The posterior tibial tendon is a very important tendon in the leg. It attaches the calf muscles to the bones in the inner part of the foot. It also supports the arch of the foot. The posterior tibial can suffer insufficiency or dysfunction, also known as acquired flatfoot. People affected by this condition are usually physically active. Runners and hikers often develop it. The condition is progressive and tends to get worse without treatment.
Symptoms of Posterior Tibial Tendon Dysfunction
Symptoms of posterior tibial tendon dysfunction include:
- Pain on the inner part of the foot and ankle
- Redness and warmth
- Inward rolling of the ankle
- Flattened arch
- Toes turning outward
- Pain that shifts to the outer part of the foot, just below the ankle
Prevention is always better than cure, especially since recovery from this injury usually takes time. Below are several tips on how to prevent posterior tibial tendon dysfunction.
Overtraining can lead to fatigue. When you are fatigued, you are more likely to injure yourself. Posterior tibial tendon dysfunction is not the only injury you have to worry about if you continue to train even when your muscles are tired. It is possible to reach your fitness and performance goals without ending up fatigued.
Seek the services of a sports medicine doctor, a physician who specializes in the treatment and prevention of sports injuries. They can also create the most suitable conditioning program to optimize athletic performance with an eye toward avoiding the same injury in the future.
Incorporate Strengthening Exercises
Just like any other tendon in the body, the posterior tibial tendon can be strengthened through stretches and exercises. A standing calf stretch involves facing a wall and placing your hands against it at eye level. Keep one forward leg bent and the other back with the heel touching the floor. Slowly turn the back foot inward and lean toward the wall. You should feel the stretch in the back of your calf. Hold the stretch for at least 15 seconds and repeat with the back leg now in a bent position. Also include exercises that strengthen the hip muscles. Weak hip muscles increase the stress on the posterior tibial tendon as it absorbs stress every time the foot hits the ground.
Make Changes to Your Shoes and Use Orthotics
Wearing the wrong shoes can affect the biomechanics of the foot and put greater stress on the posterior tibial tendon. For extra support according to your foot anatomy, seek custom-made orthotics. Even if you are just walking around the house, wear shoes and orthotics to prevent stressing out your posterior tibial tendon.
Foot Pain Treatment in Naples, FL
Posterior tibial tendon dysfunction can share symptoms with other podiatric conditions. You need a podiatric surgeon to make a definitive diagnosis of your injury.
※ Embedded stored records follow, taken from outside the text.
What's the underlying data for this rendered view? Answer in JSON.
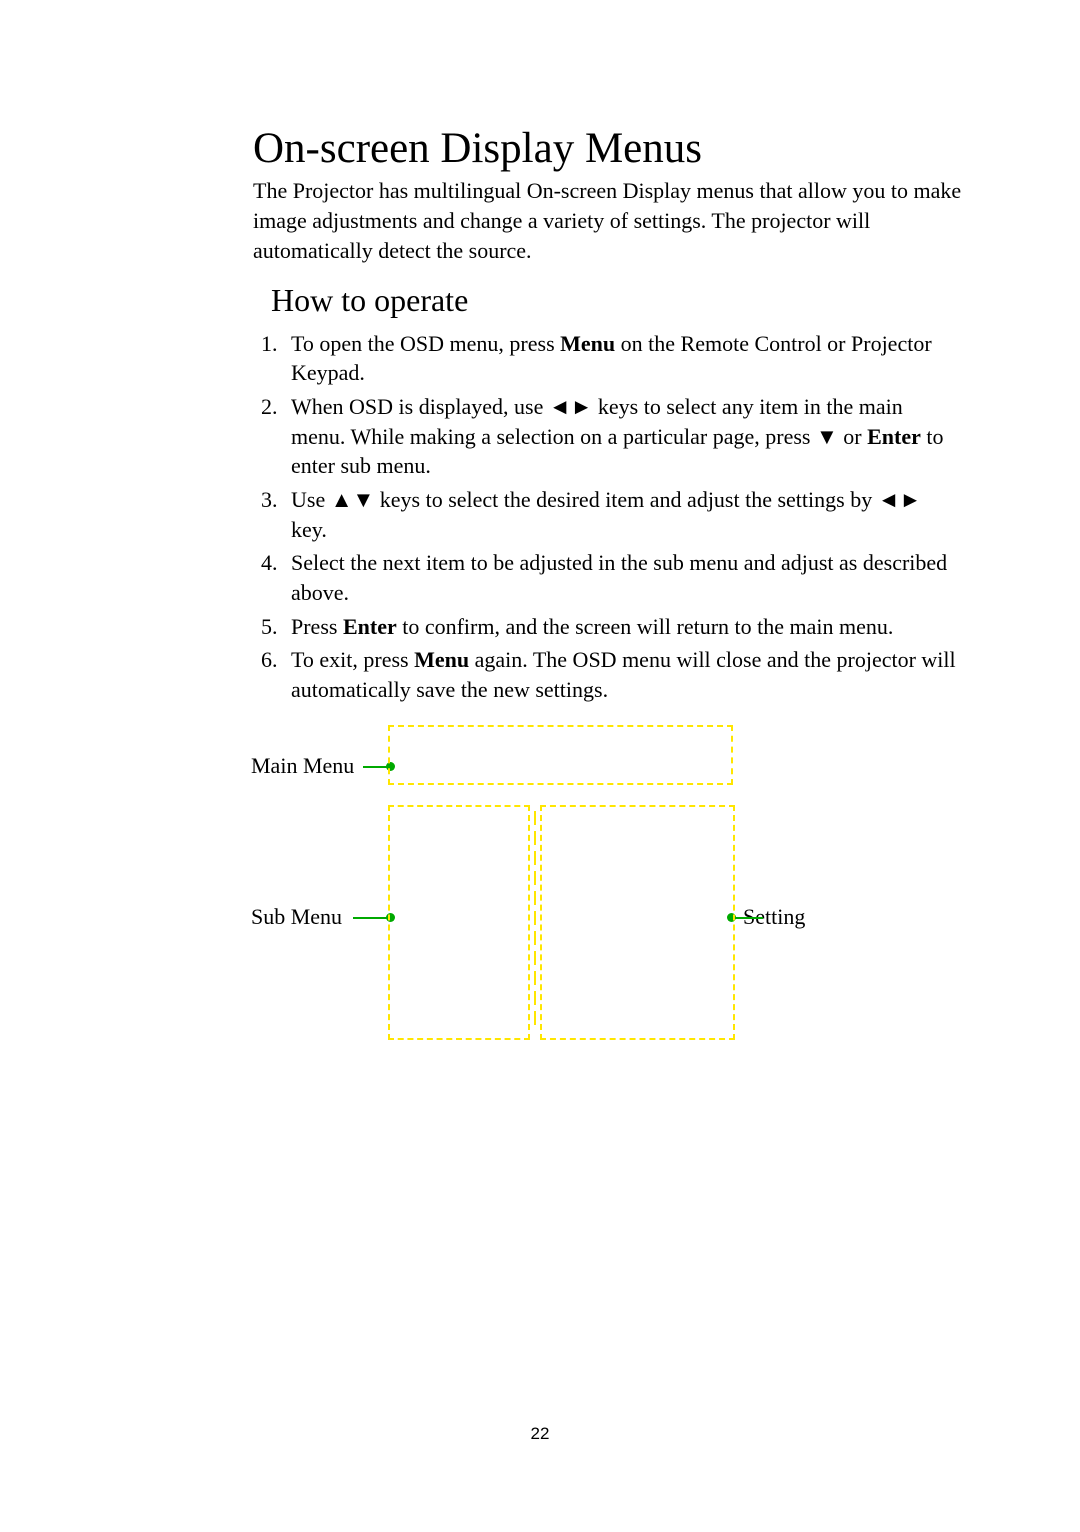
{
  "title": "On-screen Display Menus",
  "intro": "The Projector has multilingual On-screen Display menus that allow you to make image adjustments and change a variety of settings. The projector will automatically detect the source.",
  "subheading": "How to operate",
  "steps": {
    "s1a": "To open the OSD menu, press ",
    "s1b": "Menu",
    "s1c": " on the Remote Control or Projector Keypad.",
    "s2a": "When OSD is displayed, use ◄► keys to select any item in the main menu. While making a selection on a particular page, press ▼ or ",
    "s2b": "Enter",
    "s2c": " to enter sub menu.",
    "s3": "Use ▲▼ keys to select the desired item and adjust the settings by ◄► key.",
    "s4": "Select the next item to be adjusted in the sub menu and adjust as described above.",
    "s5a": "Press ",
    "s5b": "Enter",
    "s5c": " to confirm, and the screen will return to the main menu.",
    "s6a": "To exit, press ",
    "s6b": "Menu",
    "s6c": " again. The OSD menu will close and the projector will automatically save the new settings."
  },
  "labels": {
    "mainMenu": "Main Menu",
    "subMenu": "Sub Menu",
    "setting": "Setting"
  },
  "pageNumber": "22"
}
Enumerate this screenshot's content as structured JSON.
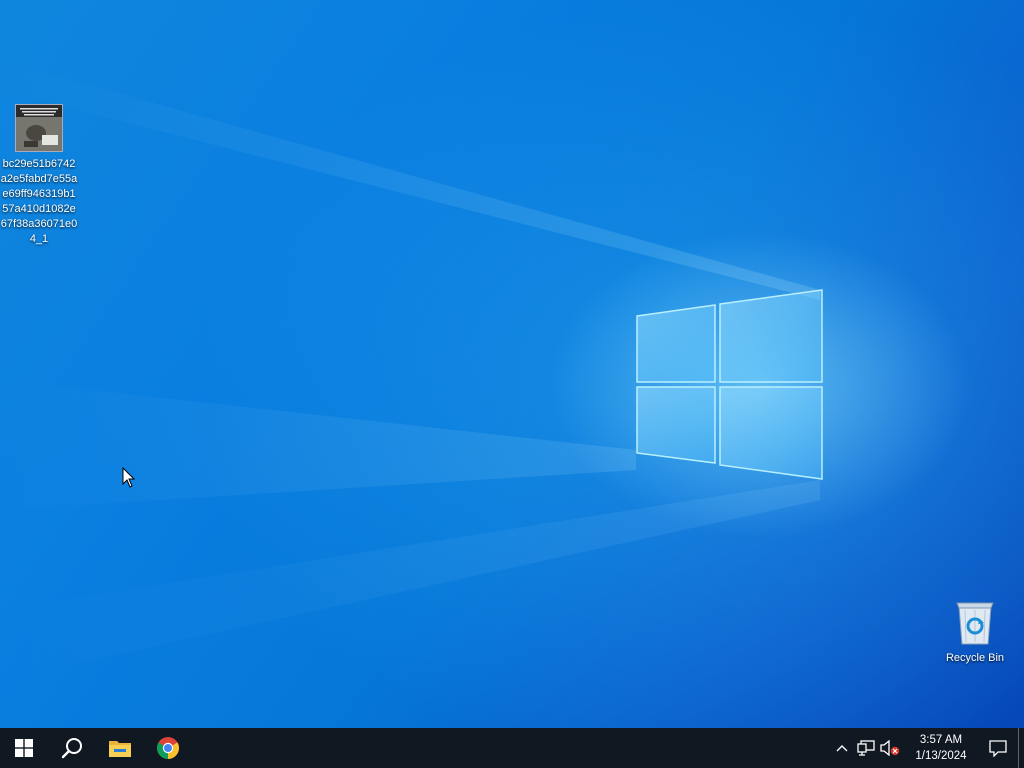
{
  "desktop": {
    "icons": [
      {
        "label": "bc29e51b6742a2e5fabd7e55ae69ff946319b157a410d1082e67f38a36071e04_1",
        "icon": "image-file-icon"
      },
      {
        "label": "Recycle Bin",
        "icon": "recycle-bin-icon"
      }
    ]
  },
  "taskbar": {
    "items": [
      {
        "icon": "windows-start-icon"
      },
      {
        "icon": "search-icon"
      },
      {
        "icon": "file-explorer-icon"
      },
      {
        "icon": "chrome-icon"
      }
    ],
    "tray": {
      "icons": [
        "chevron-up-icon",
        "network-icon",
        "volume-muted-icon"
      ],
      "time": "3:57 AM",
      "date": "1/13/2024",
      "notification_icon": "action-center-icon"
    }
  },
  "colors": {
    "taskbar": "#101822",
    "wallpaper_blue": "#0a78d8",
    "logo_glow": "#8fdcff"
  }
}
At Joint Replacement Institute, we have a podiatric surgeon and a sports medicine doctor on our team who together can provide comprehensive care, treatment, and rehabilitation.
To make an appointment, call our clinic at (239) 261-2663 or use our online request form.